Research Study Abstract

Using Observation to Compare Different Accelerometer Cut Points for Sedentary Behavior in Children

  • Added on June 16, 2011

Introduction Accurate objective methods for the assessment of sedentary behavior are crucial for population monitoring and evaluation of public health strategies for preventing childhood obesity. Actigraph accelerometers are a commonly used objective physical activity measurement tool. It is hypothesized that accelerometers may also provide a valid method for assessing children’s sedentary time. However, there is considerable variation in published accelerometer cut-off points for measuring sedentary time in children [1]. The objective of this study is therefore to compare different accelerometer sedentary cut points with observation of children performing specific sedentary behaviors in free-living conditions.

Methods A convenience sample of 29 apparently healthy children aged 5- to 11-years old (28% boys) were recruited. Direct observation and Actigraph uniaxial accelerometers were used to measure children’s activity intensity while playing computer games, non-electronic sedentary games, watching television and playing outdoors. The measurements took place in the children’s own houses. Direct observation was the criterion for assessing the validity of four different previously published sedentary cut-points: i.e., 100, 300, 800, and 1100 counts per minute (cpm). Data reduction from accelerometers (each of the four by 20 minute time periods) were performed manually with Actilife software, and then transferred to SPSS. Figures were created to depict how different cut-points compared to the observed 25th, 50th and 75th percentiles for the cpm derived from each activity.

Results In total, 25 children (six boys and 19 girls) aged 5-11 years were included in the analysis. The median cpm were lowest for computer games (30 cpm), followed by television viewing (109 cpm) and non-electronic sedentary games (172 cpm) and highest for outdoor play (1452 cpm). The median counts during all sedentary behaviors were below the lowest cut-point of 100 cpm. The 75th percentile values for the sedentary behaviors were always below the cut-point of 300 cpm.

Discussion and Conclusion The results suggest that estimated time spent in sedentary behavior would differ considerably using the various published cut-points available. It is important to be aware of the consequences of using the different cut-points when assessing sedentary behavior in children. Based on our results, the Actigraph accelerometry cut-point of <100 cpm is the most appropriate, if not too high, for quantifying the time children spend sedentary.

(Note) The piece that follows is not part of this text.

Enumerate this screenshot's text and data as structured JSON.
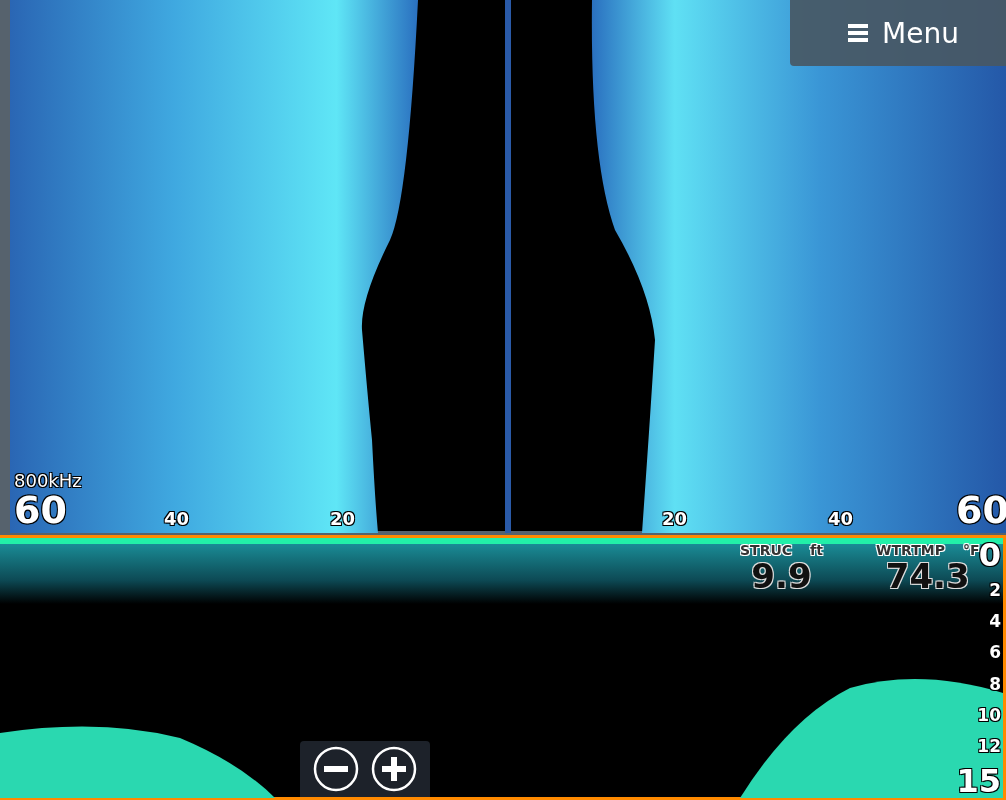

Reference [1] Reilly JJ, Penpraze V, Hislop J, Davies G, Grant S, Paton JY. Objective measurement of physical activity and sedentary behavior: review with new data. Arch Dis Child 2008; 93:614-619.